Fahrenheit, de nieuwe über 3D API waarvan het de bedoeling is dat deze OpenGL en Direct3D versmelt, is in goede Microsoft-traditie inmiddels al met een jaar vertraagd...
Meanwhile, Microsoft is working on two other APIs, targeted at different markets. Both, once they are available, will hold out the promise of new applications and features in the graphics market.
Windows 2000 is slated to incorporate GDI+, an API that will merge the existing 2-D GDI and Direct3D formats and is expected to enhance 3-D capabilities on desktop PCs. Separately, DirectX version 7 is expected imminently and will let PC graphics chips use hardware-based transformation and lighting technology for the first time. "The reality is that if these features are not supported by [the API], they don't get used," said Dean McCarron, principal analyst for Mercury Research, in Scottsdale, Ariz. He said graphics-chip vendors are anxiously awaiting DirectX7 because implementing the transformation and lighting features will off-load much of the geometry computing tasks from the microprocessor and could dramatically improve desktop graphics performance.

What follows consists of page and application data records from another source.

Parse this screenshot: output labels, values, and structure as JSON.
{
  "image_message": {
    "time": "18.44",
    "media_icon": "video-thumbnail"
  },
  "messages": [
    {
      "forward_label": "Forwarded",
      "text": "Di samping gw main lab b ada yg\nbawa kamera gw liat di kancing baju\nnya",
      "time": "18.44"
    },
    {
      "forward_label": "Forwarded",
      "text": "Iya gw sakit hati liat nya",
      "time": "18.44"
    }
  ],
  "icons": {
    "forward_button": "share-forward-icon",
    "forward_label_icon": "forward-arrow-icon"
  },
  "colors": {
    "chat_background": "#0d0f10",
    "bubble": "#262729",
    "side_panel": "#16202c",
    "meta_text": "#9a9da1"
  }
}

[...] The Fahrenheit delay demonstrates the increasingly complex nature of advanced graphics. The project was unveiled in December 1997 as part of a broad cooperative effort between SGI and Microsoft. The duo was expected to deliver a range of low- and high-level software architectures that would merge the best of SGI's Unix-based professional-class graphics capabilities with Microsoft's growing 3-D presence for Windows-based PC games.
[...] But Microsoft and SGI are finding it more difficult than they expected to unify the Direct3D environment of Windows with the OpenGL API from the graphics giant. The two sides now believe they will not be able to deliver a single low-level API that embraces both environments until at least some time in 2001, and the first high-level tools created for use over both worlds will not be ready for use until some time next year.